*** RECORDS TO USE ***
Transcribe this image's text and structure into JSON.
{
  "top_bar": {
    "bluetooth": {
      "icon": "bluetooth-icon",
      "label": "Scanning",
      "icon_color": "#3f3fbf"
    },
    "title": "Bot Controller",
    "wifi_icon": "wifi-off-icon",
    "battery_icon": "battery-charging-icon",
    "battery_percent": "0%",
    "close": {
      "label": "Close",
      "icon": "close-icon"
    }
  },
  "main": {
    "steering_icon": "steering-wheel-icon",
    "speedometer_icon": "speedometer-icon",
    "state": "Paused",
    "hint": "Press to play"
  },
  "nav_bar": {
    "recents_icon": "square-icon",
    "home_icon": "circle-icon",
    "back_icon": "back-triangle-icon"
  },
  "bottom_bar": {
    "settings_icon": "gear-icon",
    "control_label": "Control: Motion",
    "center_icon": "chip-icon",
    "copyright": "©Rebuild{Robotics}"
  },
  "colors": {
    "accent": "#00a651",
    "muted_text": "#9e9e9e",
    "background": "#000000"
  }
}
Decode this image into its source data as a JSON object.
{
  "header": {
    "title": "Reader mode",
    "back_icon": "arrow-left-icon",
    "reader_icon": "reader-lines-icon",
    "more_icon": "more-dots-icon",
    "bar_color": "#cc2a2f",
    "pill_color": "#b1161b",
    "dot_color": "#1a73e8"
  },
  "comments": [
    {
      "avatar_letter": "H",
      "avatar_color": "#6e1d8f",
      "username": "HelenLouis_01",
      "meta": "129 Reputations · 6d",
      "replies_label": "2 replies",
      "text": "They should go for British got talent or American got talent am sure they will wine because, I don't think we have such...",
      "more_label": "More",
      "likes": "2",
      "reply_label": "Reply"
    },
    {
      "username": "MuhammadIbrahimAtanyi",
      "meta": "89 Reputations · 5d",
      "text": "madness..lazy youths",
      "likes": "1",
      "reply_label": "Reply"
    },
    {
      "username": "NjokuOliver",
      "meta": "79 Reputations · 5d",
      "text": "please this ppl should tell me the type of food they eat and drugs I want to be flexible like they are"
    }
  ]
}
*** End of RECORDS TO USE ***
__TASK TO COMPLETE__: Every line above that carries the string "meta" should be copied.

__EXERCISE ANSWER__:
      "meta": "129 Reputations · 6d",
      "meta": "89 Reputations · 5d",
      "meta": "79 Reputations · 5d",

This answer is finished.